I understand how some people would be hesitant in relation to receiving a newly developed vaccine. But I have to believe that everything has been tested rigorously and that whichever worst-case scenarios exists…they are not dire. Our lives and societies are based on trust. We do not have enough time to become experts on every subject. How often do we check the brakes on a bus before taking our seat? How come we are willing to accept the potential long-term risks involved with using smartphones? Would you take painkillers if you thoroughly read the warnings which come with them? I’m statistically not at great risk of contracting and dying from COVID-19. I’m forty-two years old and healthy. Things might look different in another forty years. Time is relative but most of us do not get to sense it in any other way that the very real effect of aging. You’re older now than when you first began reading this entry. You will be older still before I reach my point! ;) If we do not do our outmost to contain the spread of this virus now then it will continue to take 2-4 million lives a year. Sure, not many out of the entire world population and furthermore mostly the elderly and weak. Hmmm…in forty years I will belong to that group! I guess the best thing I can do for my future self is to act today. My point: not getting vaccinated is short sighted.

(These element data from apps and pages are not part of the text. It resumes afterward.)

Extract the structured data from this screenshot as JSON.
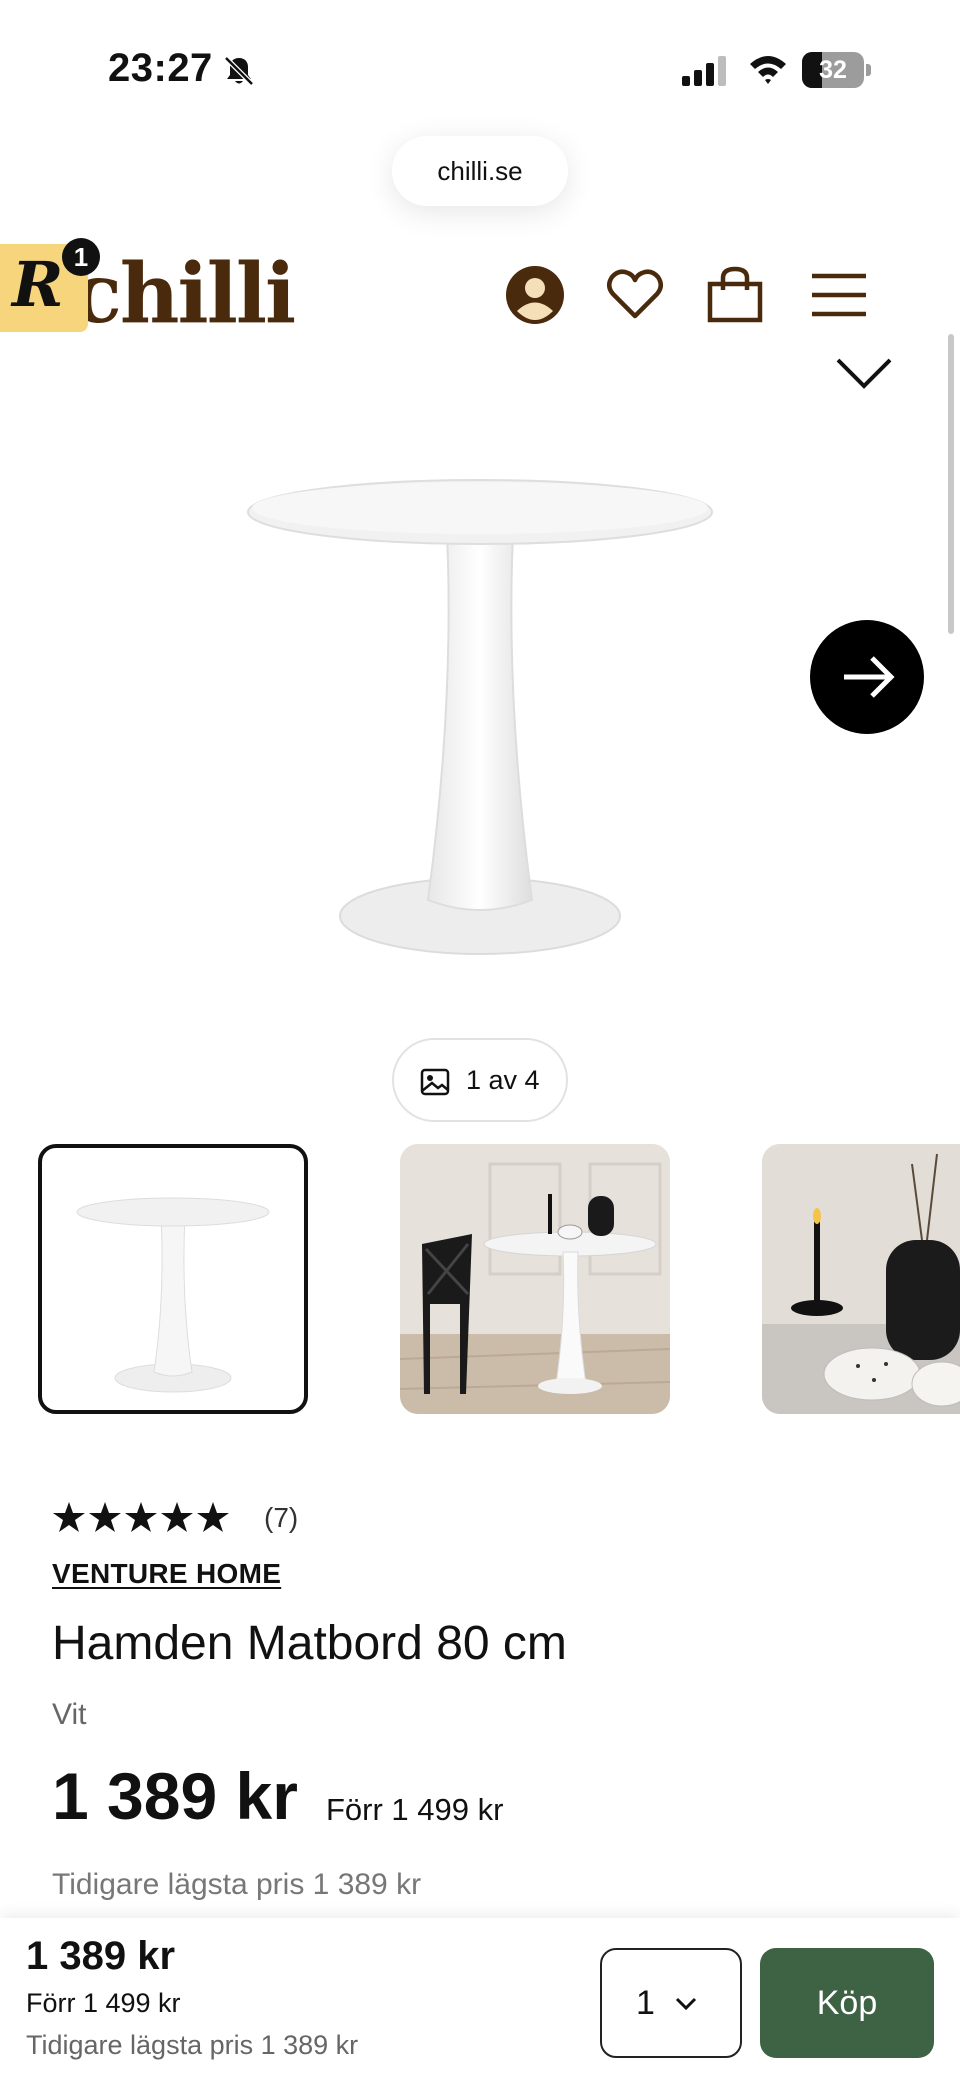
{
  "status_bar": {
    "time": "23:27",
    "battery_percent": "32",
    "battery_level": 0.32
  },
  "browser": {
    "url": "chilli.se"
  },
  "header": {
    "logo_text": "chilli",
    "reward_badge_letter": "R",
    "reward_badge_count": "1",
    "icons": [
      "account-icon",
      "heart-icon",
      "bag-icon",
      "menu-icon"
    ]
  },
  "gallery": {
    "counter": "1 av 4",
    "thumbnails": [
      "table-white",
      "table-with-chair",
      "table-closeup"
    ],
    "active_index": 0
  },
  "product": {
    "rating": 5,
    "review_count": "(7)",
    "brand": "VENTURE HOME",
    "title": "Hamden Matbord 80 cm",
    "color": "Vit",
    "price": "1 389 kr",
    "before_price": "Förr 1 499 kr",
    "lowest_price": "Tidigare lägsta pris 1 389 kr"
  },
  "sticky_bar": {
    "price": "1 389 kr",
    "before_price": "Förr 1 499 kr",
    "lowest_price": "Tidigare lägsta pris 1 389 kr",
    "quantity": "1",
    "buy_label": "Köp"
  },
  "colors": {
    "brand_brown": "#4a2a0c",
    "reward_yellow": "#f7d57c",
    "buy_green": "#3d6244"
  }
}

And wifey and I have agreed on a beard length: 9mm :)
Yeah – that was my rant this time around. On a final note, I am kept busy with interviews, research, emails, social media, meetings, marriage, the household, fitness, my job at the Danish Seamen’s Church, upcoming collaborations, and friends: foreign and domestic :) My Hong Kong friends are important to me. They are a resourceful bunch. On that subject I really value our Thursday’s “hiking group”. We are a core of “members” and then we have “guest walkers” come and join on an on and off basis. It is a great tradition and in its simplest form we meet up at 6pm on most Thursday’s, powerwalk for about two hours, end up around a table and enjoy a good meal and some diverse conversation until it’s time to go home. Last night I hosted the boys and wifey had cooked a delicious lasagna for us. Conversations around the table varied from Sabrina’s 1987 hit ‘Boys’ to what sells better: gelatin or ammonium bicarbonate. Another good night in good company ;)

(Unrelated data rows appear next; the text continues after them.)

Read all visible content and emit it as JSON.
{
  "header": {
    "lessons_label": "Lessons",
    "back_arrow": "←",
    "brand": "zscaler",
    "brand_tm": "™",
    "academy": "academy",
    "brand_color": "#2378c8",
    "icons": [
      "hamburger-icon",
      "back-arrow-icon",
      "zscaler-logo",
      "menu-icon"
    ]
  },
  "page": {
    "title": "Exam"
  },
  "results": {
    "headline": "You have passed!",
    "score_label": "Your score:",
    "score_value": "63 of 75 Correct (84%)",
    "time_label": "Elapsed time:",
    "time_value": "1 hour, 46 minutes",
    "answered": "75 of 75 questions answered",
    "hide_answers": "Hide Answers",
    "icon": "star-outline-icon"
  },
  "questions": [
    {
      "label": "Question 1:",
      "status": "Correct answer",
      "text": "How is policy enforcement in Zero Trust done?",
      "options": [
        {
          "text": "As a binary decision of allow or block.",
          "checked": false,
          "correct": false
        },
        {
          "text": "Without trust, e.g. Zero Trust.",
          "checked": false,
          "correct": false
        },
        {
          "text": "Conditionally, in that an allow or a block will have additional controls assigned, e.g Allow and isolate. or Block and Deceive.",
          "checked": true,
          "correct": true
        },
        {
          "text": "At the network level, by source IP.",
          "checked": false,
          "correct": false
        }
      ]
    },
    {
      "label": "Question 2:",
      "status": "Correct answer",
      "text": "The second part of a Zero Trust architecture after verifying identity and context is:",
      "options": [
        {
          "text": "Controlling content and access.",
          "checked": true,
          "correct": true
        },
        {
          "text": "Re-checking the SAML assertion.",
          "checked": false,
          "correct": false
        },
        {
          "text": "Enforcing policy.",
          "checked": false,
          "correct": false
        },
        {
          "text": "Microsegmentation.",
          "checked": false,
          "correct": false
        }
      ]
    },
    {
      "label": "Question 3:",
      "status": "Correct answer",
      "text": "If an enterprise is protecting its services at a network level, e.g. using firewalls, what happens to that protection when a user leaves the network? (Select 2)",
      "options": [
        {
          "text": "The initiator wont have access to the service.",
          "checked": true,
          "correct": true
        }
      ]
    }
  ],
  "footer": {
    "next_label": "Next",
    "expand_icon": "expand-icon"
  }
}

Always a pleasure!! Will miss these guys when the Saga moves on.
Best estimates for getting out of here would be around June 2021. Probably not before. We have a friend in Palau and plenty of friends within shipping. Let’s see what’s next…
And thanks to Pil, Martin and the Bendorff family for dinner! We had it at the FCC :)
If you enjoyed this blog or think I am doing a good job then you can support here below. The Saga still needs funding. Thank you :)
Mr. Torbjørn C. Pedersen (Thor) - see you next Friday
"A stranger is a friend you've never met before"
Once Upon A Saga